[[ Supplied entries, beginning ]]

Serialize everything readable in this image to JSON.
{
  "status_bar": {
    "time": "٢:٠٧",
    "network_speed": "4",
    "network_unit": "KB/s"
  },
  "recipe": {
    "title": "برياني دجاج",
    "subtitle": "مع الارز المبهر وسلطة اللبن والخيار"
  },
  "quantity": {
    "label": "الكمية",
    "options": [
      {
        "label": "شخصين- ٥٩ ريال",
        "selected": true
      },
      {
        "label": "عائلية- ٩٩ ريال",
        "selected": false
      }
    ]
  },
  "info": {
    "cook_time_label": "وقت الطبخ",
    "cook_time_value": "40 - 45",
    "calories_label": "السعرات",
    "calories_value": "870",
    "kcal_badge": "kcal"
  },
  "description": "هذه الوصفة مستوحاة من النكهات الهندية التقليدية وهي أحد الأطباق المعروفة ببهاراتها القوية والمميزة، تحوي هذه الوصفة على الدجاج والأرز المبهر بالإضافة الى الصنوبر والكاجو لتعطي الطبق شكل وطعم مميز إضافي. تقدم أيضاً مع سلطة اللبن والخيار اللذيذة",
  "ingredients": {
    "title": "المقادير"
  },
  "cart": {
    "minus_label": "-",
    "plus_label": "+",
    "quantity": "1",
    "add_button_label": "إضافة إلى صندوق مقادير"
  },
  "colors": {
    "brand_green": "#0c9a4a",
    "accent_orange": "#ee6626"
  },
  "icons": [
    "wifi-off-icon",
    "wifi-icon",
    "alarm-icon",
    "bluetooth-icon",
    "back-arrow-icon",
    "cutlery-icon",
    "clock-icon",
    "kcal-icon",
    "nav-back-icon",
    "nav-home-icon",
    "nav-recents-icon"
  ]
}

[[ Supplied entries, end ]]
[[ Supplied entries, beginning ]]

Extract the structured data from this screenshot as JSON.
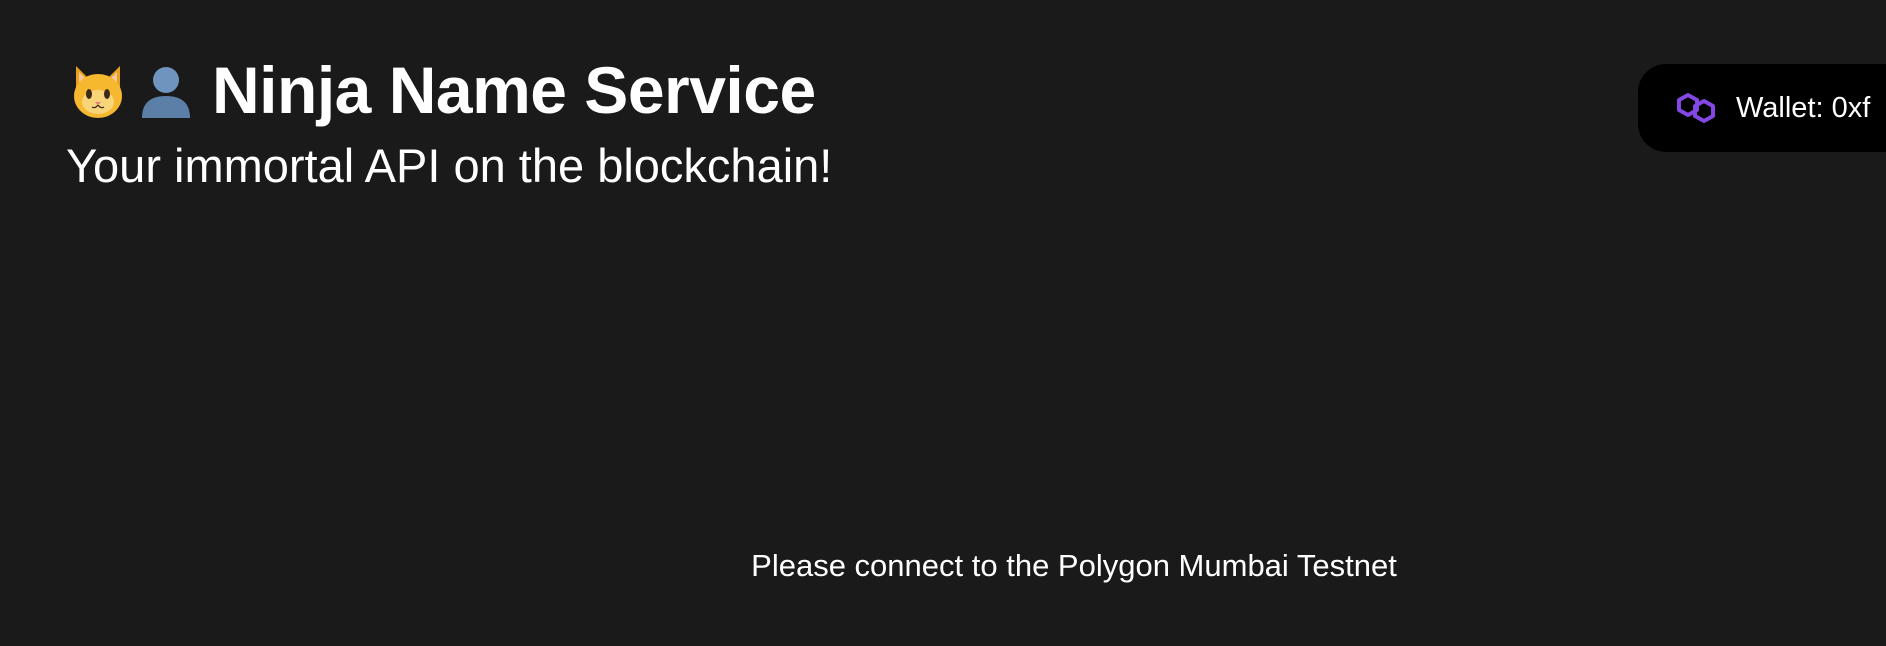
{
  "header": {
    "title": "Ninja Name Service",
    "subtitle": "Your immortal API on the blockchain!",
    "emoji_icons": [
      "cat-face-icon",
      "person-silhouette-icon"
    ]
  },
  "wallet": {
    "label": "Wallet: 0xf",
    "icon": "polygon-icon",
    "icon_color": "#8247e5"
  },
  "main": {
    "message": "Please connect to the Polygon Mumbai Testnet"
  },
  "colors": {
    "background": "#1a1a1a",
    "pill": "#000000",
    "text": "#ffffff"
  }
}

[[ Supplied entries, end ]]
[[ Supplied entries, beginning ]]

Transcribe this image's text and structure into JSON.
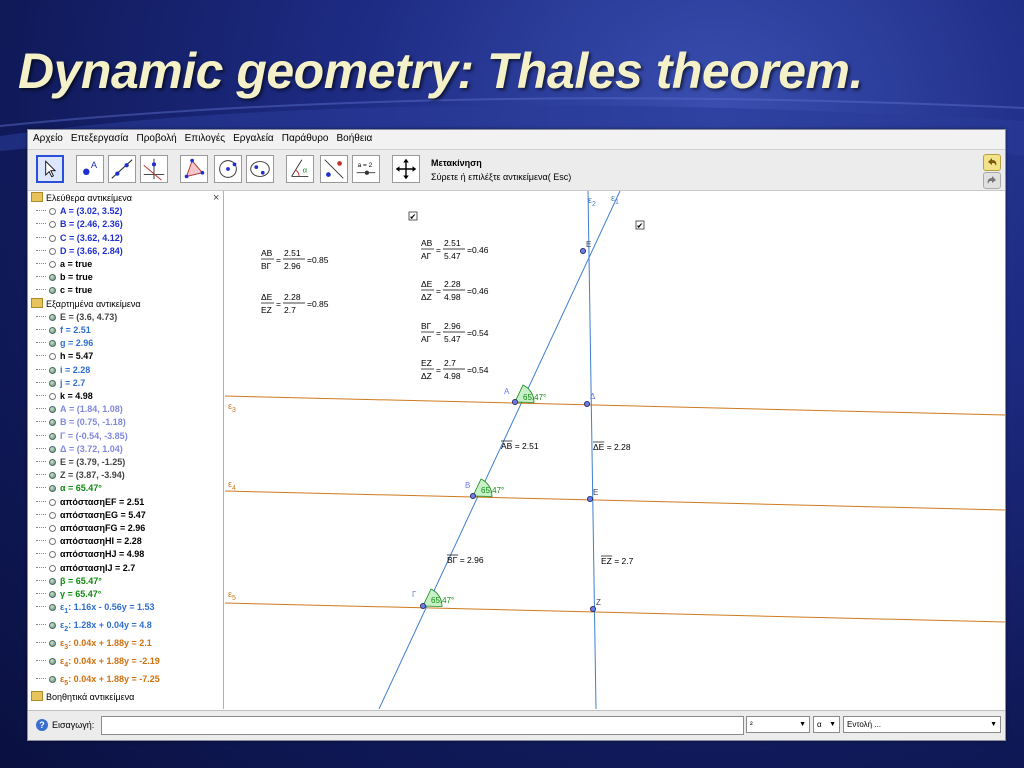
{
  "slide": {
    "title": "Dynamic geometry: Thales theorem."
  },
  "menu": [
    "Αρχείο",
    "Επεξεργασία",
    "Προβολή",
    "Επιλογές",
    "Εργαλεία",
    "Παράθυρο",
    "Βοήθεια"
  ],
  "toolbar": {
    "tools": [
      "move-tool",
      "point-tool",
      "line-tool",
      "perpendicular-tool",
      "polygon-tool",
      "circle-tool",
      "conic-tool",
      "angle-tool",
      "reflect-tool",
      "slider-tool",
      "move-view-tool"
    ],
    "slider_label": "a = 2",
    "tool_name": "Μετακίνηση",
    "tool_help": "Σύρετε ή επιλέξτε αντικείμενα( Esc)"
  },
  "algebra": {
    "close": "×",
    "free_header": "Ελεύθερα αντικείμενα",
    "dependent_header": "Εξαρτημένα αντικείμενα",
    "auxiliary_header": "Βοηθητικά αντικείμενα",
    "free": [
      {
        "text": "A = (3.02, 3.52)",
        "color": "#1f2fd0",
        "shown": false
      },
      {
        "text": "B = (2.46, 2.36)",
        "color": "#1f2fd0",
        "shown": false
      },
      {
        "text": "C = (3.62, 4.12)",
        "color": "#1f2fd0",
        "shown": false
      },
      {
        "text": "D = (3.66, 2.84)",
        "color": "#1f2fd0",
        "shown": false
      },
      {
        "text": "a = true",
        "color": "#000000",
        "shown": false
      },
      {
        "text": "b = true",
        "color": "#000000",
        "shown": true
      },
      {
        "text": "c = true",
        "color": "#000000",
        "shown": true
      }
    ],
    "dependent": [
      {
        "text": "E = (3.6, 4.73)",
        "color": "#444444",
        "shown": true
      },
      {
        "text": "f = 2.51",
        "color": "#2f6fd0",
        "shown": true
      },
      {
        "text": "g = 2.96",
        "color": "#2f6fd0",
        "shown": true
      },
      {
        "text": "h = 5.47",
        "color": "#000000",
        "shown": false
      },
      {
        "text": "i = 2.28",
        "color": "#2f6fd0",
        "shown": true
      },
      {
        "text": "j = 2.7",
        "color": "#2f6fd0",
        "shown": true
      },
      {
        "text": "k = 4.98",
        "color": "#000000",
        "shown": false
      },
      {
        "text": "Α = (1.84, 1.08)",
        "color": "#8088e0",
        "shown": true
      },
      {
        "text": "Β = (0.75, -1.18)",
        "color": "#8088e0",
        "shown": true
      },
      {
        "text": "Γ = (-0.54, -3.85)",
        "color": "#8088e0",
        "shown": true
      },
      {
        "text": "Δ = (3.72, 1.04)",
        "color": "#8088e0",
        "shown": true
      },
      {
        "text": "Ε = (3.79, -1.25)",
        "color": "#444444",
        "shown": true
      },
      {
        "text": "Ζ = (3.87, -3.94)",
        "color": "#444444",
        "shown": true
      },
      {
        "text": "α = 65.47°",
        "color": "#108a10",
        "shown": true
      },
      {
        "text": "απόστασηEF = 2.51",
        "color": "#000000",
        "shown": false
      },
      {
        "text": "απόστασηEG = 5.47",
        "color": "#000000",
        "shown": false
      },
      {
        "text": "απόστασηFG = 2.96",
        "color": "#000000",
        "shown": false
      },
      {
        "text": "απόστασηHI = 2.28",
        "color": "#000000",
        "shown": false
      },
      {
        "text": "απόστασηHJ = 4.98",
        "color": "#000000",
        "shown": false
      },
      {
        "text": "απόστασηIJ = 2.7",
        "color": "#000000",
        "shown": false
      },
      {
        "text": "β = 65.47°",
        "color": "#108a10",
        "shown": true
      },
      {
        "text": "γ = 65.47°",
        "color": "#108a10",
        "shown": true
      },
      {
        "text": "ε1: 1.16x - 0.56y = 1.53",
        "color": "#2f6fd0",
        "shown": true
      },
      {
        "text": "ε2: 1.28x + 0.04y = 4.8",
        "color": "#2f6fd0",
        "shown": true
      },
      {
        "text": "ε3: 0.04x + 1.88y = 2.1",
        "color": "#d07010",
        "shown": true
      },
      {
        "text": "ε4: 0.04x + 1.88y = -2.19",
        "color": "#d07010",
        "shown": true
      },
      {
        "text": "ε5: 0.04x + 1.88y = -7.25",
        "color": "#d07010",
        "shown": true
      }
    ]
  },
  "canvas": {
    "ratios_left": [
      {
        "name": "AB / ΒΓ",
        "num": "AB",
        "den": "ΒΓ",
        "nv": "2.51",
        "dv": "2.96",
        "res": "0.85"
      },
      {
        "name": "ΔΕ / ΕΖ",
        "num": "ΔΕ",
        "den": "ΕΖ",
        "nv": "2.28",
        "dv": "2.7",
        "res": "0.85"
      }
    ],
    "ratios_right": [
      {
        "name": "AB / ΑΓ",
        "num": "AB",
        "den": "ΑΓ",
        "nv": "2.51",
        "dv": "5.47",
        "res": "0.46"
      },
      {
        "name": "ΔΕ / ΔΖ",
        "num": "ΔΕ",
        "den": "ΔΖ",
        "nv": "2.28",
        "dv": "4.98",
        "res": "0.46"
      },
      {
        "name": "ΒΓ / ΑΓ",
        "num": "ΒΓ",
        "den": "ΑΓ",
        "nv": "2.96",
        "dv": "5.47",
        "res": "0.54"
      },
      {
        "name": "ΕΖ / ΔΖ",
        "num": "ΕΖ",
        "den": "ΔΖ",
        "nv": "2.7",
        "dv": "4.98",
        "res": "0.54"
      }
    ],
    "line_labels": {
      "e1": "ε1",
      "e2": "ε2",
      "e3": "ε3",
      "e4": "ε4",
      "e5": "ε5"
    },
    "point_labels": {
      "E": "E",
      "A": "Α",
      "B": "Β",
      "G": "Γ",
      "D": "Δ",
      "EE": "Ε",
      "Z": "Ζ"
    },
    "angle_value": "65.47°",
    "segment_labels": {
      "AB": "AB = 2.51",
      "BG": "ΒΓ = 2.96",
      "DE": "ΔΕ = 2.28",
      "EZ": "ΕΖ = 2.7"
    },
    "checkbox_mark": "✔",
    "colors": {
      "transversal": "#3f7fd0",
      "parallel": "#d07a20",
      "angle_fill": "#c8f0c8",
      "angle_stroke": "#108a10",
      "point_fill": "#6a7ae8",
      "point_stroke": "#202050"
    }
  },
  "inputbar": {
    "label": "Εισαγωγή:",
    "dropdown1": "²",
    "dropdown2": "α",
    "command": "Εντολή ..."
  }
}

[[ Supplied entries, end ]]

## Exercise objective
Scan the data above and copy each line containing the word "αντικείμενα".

## Written solution
    "tool_help": "Σύρετε ή επιλέξτε αντικείμενα( Esc)"
    "free_header": "Ελεύθερα αντικείμενα",
    "dependent_header": "Εξαρτημένα αντικείμενα",
    "auxiliary_header": "Βοηθητικά αντικείμενα",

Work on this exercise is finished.